Bunk Space Requirements for Growing Beef Cattle Limit-Fed a High-Energy Corn and Corn Co-Product Diet
limit feeding, bunk requirements, growing cattle
Objective: The objective of our experiment was to evaluate the effects of bunk allotment on performance of growing beef calves during a 58-day receiving period and investigate possible residual effects of bunk-space allotment on subsequent growth performance during a 90-day grazing season.
Study Description: A group of 385 crossbred steers (initial weight 473 ± 56 lb) were purchased in Texas and transported to the Kansas State University Beef Stocker Unit. Calves were blocked by arrival date, assigned to one of four bunk space treatments (i.e., 10, 15, 20, or 25 in of bunk per head), and limit-fed a high-energy corn and corn co-product diet for 58 days. Following the receiving period, steers were blocked by bunk-space treatment, randomly assigned to one of eighteen pastures, and grazed for 90 days.
The Bottom Line: We interpreted our data to suggest that bunk allotments of 10, 15, 20, or 25 in per calf had minimal impact on growth performance during a 58-day receiving period and did not affect final body weights following a 90-day grazing season.
Creative Commons License
This work is licensed under a Creative Commons Attribution 4.0 License.

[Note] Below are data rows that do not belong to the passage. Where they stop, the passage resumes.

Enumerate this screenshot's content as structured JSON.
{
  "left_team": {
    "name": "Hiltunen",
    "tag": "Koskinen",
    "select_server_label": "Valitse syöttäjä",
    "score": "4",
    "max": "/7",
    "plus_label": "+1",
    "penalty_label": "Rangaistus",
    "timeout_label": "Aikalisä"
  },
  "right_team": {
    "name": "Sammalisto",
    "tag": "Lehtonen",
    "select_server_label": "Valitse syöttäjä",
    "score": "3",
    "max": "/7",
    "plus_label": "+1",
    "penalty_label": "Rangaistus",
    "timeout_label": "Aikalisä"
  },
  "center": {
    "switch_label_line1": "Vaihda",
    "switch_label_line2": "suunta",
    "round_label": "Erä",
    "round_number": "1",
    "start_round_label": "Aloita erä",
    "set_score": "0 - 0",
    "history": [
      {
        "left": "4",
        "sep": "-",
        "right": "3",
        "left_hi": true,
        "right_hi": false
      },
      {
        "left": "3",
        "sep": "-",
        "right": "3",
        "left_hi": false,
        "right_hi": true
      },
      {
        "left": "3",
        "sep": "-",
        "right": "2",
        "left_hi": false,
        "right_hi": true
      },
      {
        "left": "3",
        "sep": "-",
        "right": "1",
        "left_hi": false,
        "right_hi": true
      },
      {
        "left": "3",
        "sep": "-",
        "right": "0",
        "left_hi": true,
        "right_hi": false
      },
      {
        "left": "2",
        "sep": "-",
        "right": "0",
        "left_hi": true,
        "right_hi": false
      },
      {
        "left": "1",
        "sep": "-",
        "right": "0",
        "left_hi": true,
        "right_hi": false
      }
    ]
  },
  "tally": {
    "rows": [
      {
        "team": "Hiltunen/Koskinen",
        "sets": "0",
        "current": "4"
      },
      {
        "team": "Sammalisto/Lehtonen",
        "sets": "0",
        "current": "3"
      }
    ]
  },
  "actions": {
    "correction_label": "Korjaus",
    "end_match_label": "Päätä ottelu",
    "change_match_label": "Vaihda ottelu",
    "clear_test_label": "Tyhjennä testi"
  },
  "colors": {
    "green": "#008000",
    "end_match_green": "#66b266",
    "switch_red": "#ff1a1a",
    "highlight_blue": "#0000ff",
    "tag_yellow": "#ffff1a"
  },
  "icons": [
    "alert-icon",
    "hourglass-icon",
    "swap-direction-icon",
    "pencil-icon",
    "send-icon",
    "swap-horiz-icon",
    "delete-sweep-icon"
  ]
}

Duncan, Z. M.; DeBord, Z. L.; Pflughoeft, M. G.; Suhr, K. J.; Hollenbeck, W. R.; Olson, K C.; and Blasi, D. A.
"Bunk Space Requirements for Growing Beef Cattle Limit-Fed a High-Energy Corn and Corn Co-Product Diet,"

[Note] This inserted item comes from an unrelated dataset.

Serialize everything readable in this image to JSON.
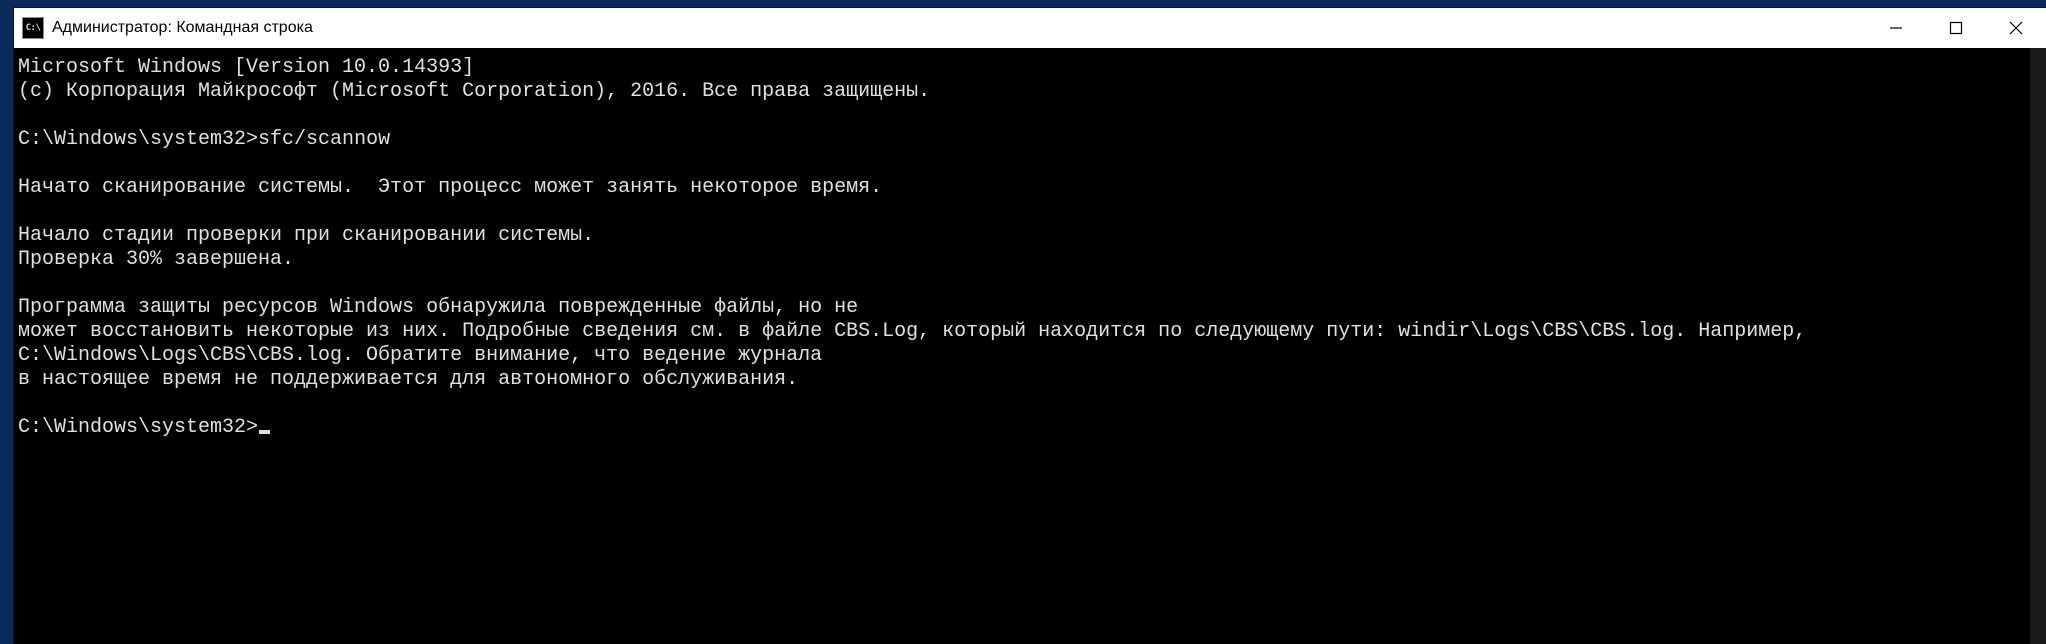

Kansas Agricultural Experiment Station Research Reports: